Dataset excerpts
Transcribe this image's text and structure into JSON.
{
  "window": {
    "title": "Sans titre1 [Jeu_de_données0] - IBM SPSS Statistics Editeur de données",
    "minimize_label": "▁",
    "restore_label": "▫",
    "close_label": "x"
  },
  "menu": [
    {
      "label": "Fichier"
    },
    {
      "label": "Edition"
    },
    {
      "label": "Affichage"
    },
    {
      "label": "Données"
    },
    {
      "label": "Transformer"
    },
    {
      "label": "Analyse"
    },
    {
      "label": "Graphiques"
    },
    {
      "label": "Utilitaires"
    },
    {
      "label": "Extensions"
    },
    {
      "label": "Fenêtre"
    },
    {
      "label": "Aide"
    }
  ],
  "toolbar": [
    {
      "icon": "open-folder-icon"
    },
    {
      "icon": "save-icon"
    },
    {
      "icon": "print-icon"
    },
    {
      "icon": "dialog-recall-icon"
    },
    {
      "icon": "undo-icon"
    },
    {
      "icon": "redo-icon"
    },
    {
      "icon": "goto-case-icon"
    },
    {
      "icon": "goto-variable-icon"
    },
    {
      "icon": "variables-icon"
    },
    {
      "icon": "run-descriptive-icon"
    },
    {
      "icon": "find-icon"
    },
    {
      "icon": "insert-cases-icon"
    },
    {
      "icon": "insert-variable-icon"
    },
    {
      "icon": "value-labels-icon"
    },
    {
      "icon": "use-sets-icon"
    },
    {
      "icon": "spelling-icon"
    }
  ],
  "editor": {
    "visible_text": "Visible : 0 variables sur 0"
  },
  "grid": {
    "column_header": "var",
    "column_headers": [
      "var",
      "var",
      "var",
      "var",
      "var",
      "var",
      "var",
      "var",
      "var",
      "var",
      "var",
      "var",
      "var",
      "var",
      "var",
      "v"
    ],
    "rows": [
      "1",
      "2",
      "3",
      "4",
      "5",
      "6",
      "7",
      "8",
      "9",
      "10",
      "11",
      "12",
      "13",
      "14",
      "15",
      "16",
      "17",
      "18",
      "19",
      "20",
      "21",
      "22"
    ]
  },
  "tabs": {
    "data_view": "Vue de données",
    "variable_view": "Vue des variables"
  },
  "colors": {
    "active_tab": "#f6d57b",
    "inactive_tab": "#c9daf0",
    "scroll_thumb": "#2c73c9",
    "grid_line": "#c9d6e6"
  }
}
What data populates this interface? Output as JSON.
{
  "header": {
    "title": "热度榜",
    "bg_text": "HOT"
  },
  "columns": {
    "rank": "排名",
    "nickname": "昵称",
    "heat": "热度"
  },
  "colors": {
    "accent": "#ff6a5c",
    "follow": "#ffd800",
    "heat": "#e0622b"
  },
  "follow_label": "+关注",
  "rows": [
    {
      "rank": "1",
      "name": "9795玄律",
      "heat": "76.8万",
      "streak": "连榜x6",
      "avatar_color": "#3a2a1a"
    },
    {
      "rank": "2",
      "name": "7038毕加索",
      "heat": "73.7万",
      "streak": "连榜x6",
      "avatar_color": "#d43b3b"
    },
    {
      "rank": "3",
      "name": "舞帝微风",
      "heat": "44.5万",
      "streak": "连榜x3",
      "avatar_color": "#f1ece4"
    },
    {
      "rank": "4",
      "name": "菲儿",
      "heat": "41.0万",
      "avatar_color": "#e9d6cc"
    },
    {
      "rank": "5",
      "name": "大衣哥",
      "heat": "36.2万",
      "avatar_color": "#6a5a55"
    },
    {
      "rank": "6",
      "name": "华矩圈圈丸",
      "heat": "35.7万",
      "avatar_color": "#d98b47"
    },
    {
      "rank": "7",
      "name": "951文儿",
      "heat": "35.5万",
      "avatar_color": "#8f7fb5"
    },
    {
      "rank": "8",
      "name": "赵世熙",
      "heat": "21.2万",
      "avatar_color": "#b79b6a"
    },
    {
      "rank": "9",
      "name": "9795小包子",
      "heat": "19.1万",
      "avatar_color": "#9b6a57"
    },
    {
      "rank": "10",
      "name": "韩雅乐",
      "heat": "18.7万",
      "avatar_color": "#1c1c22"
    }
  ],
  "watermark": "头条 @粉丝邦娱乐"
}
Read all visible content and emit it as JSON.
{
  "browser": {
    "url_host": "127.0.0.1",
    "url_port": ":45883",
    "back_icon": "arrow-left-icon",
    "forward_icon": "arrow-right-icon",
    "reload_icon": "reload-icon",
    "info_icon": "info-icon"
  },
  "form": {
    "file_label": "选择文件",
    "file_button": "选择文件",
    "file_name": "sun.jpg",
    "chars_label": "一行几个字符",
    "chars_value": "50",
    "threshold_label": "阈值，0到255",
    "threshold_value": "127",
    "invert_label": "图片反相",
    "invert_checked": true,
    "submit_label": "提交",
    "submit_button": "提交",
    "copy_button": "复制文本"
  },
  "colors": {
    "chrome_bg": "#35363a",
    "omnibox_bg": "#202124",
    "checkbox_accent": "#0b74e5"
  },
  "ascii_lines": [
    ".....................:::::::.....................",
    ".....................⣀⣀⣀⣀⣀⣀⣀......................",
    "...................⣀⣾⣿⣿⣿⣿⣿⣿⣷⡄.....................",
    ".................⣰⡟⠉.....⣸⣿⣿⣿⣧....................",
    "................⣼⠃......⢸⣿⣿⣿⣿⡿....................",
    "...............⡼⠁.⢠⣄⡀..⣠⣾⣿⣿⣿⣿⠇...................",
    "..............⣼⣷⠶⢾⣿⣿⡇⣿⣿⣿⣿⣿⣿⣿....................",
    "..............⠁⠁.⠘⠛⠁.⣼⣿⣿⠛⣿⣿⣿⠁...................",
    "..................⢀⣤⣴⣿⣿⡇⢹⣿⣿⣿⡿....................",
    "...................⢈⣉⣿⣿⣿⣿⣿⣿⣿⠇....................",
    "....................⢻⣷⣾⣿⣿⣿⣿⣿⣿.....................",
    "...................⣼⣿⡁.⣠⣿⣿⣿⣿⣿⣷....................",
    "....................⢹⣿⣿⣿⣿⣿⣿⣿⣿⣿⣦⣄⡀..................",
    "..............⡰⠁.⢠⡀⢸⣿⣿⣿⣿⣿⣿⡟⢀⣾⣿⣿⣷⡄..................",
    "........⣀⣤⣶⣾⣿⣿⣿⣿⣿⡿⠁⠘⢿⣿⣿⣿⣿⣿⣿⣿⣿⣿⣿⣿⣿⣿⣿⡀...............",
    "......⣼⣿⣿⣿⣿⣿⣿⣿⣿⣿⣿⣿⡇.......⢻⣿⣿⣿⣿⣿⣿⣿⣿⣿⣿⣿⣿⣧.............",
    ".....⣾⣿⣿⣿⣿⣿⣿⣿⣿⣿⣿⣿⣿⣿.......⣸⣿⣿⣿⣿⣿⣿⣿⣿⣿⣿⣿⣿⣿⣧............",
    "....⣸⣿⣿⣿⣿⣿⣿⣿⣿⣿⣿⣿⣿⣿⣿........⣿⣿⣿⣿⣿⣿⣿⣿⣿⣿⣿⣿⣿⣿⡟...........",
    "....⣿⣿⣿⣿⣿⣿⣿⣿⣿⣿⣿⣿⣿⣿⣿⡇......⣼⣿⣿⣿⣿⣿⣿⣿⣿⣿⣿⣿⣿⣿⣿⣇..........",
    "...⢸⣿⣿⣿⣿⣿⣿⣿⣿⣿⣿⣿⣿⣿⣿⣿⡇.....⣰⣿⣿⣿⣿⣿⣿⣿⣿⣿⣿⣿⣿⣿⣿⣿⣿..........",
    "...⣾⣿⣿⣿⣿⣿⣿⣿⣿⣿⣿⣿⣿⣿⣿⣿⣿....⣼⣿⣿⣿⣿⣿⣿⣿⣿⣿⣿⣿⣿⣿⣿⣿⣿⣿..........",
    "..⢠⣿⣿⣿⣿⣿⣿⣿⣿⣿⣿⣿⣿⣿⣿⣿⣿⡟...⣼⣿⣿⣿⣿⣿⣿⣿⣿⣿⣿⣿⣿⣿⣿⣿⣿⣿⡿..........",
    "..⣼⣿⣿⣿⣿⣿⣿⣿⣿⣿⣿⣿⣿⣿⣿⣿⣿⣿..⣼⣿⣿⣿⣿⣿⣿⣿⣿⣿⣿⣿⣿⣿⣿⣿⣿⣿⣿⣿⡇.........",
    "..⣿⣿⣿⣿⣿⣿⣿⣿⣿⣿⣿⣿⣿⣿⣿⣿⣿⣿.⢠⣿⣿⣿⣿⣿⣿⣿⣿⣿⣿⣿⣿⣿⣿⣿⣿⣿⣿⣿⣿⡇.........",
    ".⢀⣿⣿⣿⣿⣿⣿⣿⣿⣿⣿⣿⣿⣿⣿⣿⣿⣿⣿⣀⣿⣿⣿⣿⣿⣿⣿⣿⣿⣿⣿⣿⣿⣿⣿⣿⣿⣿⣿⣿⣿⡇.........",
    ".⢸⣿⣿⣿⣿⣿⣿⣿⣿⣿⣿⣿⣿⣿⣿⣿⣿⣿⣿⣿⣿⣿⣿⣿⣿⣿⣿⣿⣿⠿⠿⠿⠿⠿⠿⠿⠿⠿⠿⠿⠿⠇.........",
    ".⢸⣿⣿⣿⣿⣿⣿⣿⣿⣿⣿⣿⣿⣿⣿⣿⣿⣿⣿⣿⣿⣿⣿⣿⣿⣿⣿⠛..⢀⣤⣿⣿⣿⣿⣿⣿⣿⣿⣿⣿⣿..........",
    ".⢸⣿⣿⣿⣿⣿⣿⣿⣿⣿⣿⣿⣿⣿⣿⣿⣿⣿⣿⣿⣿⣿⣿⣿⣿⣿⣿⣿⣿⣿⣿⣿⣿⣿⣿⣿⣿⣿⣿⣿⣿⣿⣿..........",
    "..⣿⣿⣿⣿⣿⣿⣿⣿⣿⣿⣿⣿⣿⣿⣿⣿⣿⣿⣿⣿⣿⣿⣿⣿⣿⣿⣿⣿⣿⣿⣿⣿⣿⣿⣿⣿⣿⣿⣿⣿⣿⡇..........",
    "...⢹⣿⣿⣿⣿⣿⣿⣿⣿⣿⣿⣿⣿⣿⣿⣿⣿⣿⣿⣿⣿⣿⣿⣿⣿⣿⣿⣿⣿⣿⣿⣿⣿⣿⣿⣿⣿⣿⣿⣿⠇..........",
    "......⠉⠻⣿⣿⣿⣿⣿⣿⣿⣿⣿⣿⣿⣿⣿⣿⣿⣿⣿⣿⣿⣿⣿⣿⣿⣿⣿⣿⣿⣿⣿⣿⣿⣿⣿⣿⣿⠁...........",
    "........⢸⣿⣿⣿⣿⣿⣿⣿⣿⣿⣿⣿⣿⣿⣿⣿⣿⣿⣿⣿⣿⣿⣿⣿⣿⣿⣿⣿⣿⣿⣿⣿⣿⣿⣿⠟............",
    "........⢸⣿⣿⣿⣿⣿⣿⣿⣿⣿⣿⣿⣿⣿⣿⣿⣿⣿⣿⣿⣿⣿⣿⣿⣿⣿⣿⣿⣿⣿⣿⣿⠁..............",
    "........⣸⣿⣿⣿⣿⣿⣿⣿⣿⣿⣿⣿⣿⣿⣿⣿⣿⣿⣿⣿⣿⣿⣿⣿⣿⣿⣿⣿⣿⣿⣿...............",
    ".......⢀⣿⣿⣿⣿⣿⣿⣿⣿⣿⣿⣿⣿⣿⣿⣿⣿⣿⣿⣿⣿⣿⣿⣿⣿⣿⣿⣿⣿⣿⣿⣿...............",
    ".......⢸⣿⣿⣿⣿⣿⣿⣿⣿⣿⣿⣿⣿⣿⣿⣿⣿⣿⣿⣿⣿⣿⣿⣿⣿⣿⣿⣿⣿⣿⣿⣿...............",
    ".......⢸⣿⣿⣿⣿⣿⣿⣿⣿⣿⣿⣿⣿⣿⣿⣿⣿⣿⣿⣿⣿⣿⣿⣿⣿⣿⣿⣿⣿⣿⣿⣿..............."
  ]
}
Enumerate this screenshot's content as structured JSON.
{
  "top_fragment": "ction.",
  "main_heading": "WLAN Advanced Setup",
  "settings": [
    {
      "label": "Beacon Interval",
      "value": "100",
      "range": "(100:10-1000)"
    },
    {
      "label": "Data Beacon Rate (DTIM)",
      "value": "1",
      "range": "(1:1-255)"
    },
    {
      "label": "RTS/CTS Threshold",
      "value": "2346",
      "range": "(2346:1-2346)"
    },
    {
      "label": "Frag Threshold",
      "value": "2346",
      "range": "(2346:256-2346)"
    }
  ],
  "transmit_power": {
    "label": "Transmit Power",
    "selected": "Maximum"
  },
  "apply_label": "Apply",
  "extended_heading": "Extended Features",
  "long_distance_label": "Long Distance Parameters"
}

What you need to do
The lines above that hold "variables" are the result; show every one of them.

Task answer
      "icon": "variables-icon"
    "visible_text": "Visible : 0 variables sur 0"
    "variable_view": "Vue des variables"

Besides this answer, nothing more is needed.